These departments have direct impact on movements in the warehouse as shown above with push and pull triggers. When other departments are not involved in the project, they might not see the value of extra registration of e.g. master data and a new way of ordering goods for production and/or shipping. If this is the case, you risk missing buy-in from management and shop floor employees and face big challenges in the change management efforts.
For that reason, engagement and alignment between departments are key for your success when implementing WMS.
3. Hardware neglection (wi-fi spots, label printers, hand scanners, barcode labels etc.)
Companies often neglect hardware in the project plan, and – in some cases– this can cause a postponement of a go-live date. Essentially, if you have not made sure that all wi-fi spots are installed, or if label printers are not configured or delivered yet, your WMS can’t function.
We recommend involving the technical team early so they can explore different suppliers for test units prior to deciding and buying multiple hardware. Further, we also see that a practical activity such as ordering barcode labels can be a common pitfall due to neglection and delivery time if it is a major warehouse.
4. Neglection of language barriers
In projects in general, language is a common barrier when people from different countries work together. For WMS implementations, it is often an even bigger challenge. The warehouse workers may not be confident in speaking English, and the global project team may not be able to speak the local language. This can cause misunderstandings and generally slow down the progress during the project.
If possible, you can cope with this pitfall by pursuing to execute the project in the local language, or you can have a local middleman to help with translating and gathering information from the warehouse workers. Alternatively, you can involve specific warehouse employees with a higher level of English, although you should keep the training and other parts of the change management activities in the local language.
5. Lack of consideration for summer workers/churn of warehouse workers
Many warehouses often have temporary workers, e.g. during the summer period. Therefore, it is important that it doesn’t take too much time to train new workers in operating the WMS devices. If the devices or WMS solution are not intuitive, and if there are many unique processes and exceptions, it will be a cost driver for the warehouse.

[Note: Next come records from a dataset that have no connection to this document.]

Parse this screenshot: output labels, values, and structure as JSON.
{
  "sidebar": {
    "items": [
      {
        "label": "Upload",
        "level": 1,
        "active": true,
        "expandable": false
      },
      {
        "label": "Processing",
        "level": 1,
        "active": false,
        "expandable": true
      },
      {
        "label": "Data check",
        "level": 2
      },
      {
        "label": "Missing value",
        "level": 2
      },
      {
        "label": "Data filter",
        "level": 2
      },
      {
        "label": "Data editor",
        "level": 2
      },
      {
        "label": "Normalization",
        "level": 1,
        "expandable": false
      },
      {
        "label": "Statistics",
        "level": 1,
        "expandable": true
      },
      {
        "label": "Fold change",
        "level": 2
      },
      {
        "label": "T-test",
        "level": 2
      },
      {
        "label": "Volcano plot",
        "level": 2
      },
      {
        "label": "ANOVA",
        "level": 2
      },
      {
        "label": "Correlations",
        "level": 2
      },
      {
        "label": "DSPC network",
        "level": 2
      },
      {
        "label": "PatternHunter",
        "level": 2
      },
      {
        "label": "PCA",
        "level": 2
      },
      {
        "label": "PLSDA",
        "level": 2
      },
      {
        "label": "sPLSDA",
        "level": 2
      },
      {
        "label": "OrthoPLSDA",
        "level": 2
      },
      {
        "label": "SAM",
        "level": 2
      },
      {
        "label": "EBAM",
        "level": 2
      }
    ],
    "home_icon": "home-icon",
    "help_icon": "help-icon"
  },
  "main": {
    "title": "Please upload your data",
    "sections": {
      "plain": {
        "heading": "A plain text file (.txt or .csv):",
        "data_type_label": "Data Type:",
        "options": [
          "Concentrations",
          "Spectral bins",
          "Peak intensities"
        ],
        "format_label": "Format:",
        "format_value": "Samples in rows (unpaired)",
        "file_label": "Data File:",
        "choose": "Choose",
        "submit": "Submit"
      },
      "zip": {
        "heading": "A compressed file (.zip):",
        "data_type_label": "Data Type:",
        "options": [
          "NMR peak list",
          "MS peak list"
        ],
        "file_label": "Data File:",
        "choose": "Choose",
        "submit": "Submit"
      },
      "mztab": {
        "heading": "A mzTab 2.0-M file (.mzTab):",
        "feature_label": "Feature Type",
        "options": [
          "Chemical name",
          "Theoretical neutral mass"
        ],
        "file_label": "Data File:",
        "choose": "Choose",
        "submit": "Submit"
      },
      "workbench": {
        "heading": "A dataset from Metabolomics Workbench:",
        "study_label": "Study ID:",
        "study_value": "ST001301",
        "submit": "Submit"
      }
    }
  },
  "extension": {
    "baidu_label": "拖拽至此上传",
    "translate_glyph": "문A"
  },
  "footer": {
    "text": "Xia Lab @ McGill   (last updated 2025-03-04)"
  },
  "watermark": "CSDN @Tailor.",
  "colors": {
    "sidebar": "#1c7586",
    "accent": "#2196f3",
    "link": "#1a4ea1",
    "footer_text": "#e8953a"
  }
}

You can cope with this by minimising complexity, i.e. minimising the amount of actions that can be done on the hand-held device and look for an intuitive user interface. This can be key for companies that often have summer workers or a high churn rate in warehouse employees.
6. Too much focus on supporting current processes – even if they are inefficient
There is a tendency to have a requirement sounding like the following: “We should at least be able to do what we do today”. While this might sound fair, it also gives a wrong perspective in the design of the WMS solution. It results in a focus on whether the new system can cover the existing functionality rather than analysing the current processes and how they can be redesigned for the better with the new WMS.
Therefore, we recommend that you – in your perspective and communication – move towards new and more effective warehouse operations with room for adjustment and redefinition of the process landscape for the warehouse.
7. Wrong scope due to missing insight on current processes and needs
Before you create a great scope, business case and project plan, you need to clarify which current processes and key areas need improvement. Nonetheless, we often see that the WMS comes into the picture out of necessity and not due to a clear business case where time and costs can be reduced. This leads to an unclear scope, where the goal is to implement a WMS with limited consideration of what the expected outcome is. Often, the outcome of such a WMS project is a questionable return of investment and a big challenge in terms of the change management efforts due to a lack of focus on operations and expected benefits.
Therefore, we recommend that you spend time assessing your current warehouse operations to find the important focus areas and be on point about what business impact (KPI) needs to be improved as well as behavioural impact.
8. Neglection of training efforts
Training is key to a successful WMS implementation. However, it is also a challenge to many companies. When you implement a new WMS, it introduces new master data such as packaging data, units per pallet, ABC bins, bins for allergens etc. This requires a lot of preparation to properly train the users of the system. Often, in WMS projects, another parameter is that training is not done with the correct devices but with simulation screens on a PC. Therefore, on top of the general pitfalls, where training is underestimated, you also have the complexity of new devices, and you need to prepare a lot in a testing/educational environment.
We have no easy answer to this pitfall other than the need to prioritise it. The investment is worthwhile compared to going live with a system where users are not confident in the use of the WMS.
We hope this blog post has sparked some ideas for your next WMS project so that you can make sure to mitigate risks and enhance your possibilities for a flawless WMS project!
Don’t hesitate to contact us.